(EXTRACTED RECORDS begins)
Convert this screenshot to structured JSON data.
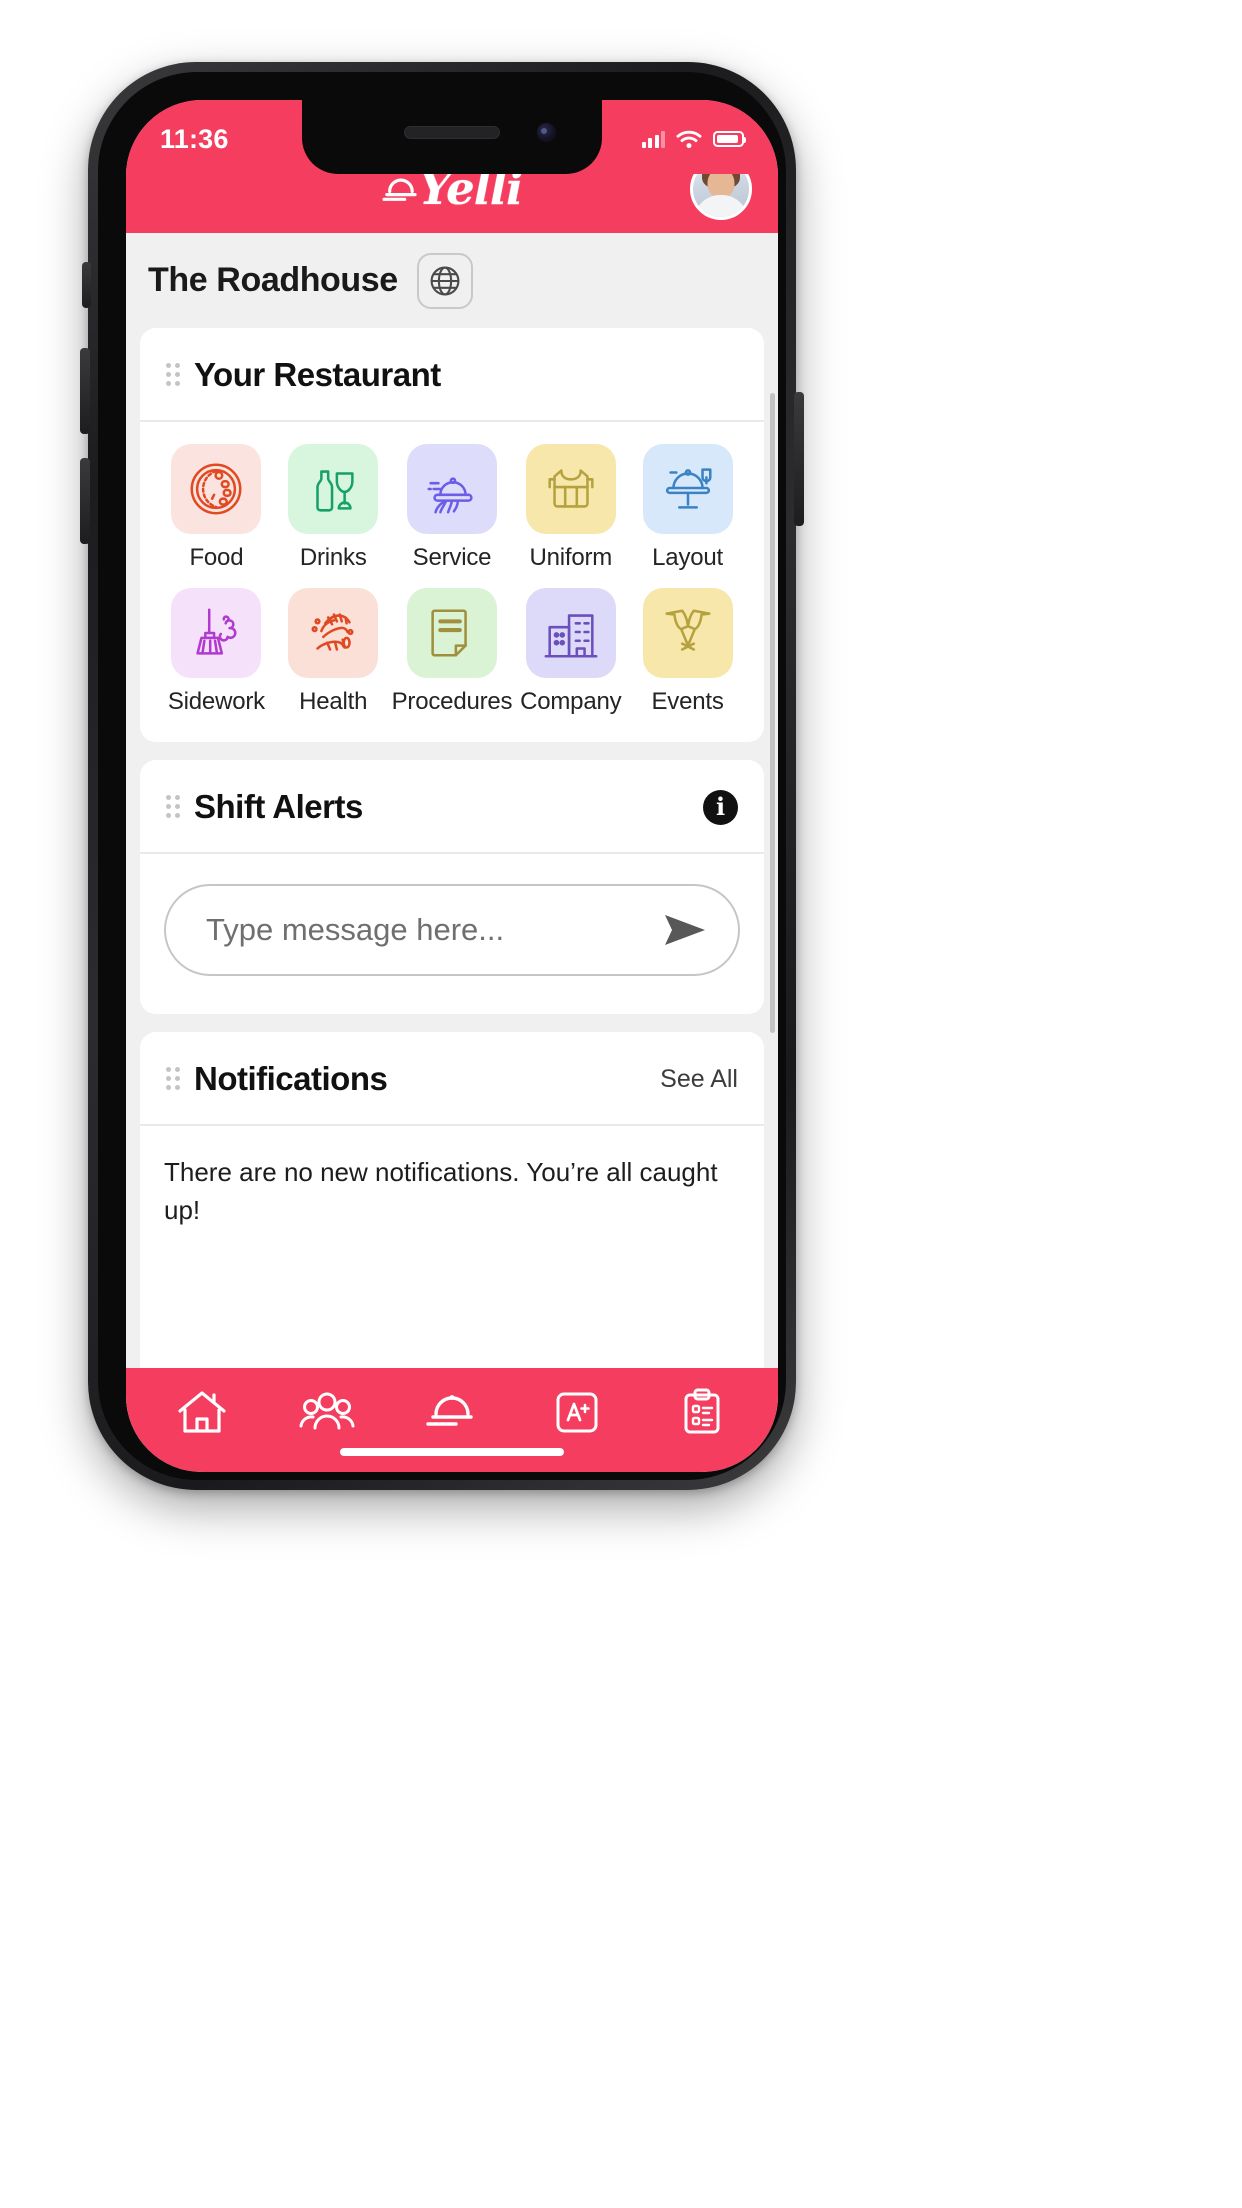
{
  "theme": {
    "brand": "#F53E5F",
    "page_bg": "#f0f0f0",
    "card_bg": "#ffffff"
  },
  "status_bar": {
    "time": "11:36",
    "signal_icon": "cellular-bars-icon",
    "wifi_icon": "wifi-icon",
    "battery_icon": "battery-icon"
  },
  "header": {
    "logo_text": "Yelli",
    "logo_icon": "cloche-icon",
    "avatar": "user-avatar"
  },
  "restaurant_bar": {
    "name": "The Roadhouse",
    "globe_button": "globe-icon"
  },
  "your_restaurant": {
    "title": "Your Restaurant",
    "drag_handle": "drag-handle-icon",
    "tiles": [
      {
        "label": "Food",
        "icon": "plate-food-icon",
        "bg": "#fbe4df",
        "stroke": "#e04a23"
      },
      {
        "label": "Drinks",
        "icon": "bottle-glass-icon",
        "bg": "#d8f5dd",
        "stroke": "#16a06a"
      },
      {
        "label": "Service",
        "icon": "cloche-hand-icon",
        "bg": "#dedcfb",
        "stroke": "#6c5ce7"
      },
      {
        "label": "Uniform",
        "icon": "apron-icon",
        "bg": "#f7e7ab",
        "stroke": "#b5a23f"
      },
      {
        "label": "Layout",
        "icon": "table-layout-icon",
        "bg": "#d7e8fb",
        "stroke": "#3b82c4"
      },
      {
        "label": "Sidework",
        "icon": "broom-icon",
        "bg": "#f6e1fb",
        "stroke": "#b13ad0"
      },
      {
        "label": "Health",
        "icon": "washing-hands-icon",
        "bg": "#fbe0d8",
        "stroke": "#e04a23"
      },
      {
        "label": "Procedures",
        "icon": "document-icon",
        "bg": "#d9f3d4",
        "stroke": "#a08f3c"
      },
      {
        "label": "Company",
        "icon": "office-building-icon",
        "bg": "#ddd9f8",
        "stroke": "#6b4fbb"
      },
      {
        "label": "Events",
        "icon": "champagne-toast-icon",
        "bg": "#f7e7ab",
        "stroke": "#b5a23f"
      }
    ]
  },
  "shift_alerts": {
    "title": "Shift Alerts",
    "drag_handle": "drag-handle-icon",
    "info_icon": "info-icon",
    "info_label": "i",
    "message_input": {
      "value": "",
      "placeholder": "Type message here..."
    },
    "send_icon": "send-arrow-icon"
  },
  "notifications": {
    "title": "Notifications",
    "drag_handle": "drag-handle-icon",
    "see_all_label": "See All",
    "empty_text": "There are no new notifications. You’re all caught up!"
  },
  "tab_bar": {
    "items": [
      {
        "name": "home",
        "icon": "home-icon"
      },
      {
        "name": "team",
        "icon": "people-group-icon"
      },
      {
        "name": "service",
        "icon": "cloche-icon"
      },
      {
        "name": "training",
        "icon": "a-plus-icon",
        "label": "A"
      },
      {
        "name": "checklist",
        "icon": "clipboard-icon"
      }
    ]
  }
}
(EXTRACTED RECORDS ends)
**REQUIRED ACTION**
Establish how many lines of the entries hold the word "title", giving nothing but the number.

**ANSWER TO THIS TASK**
3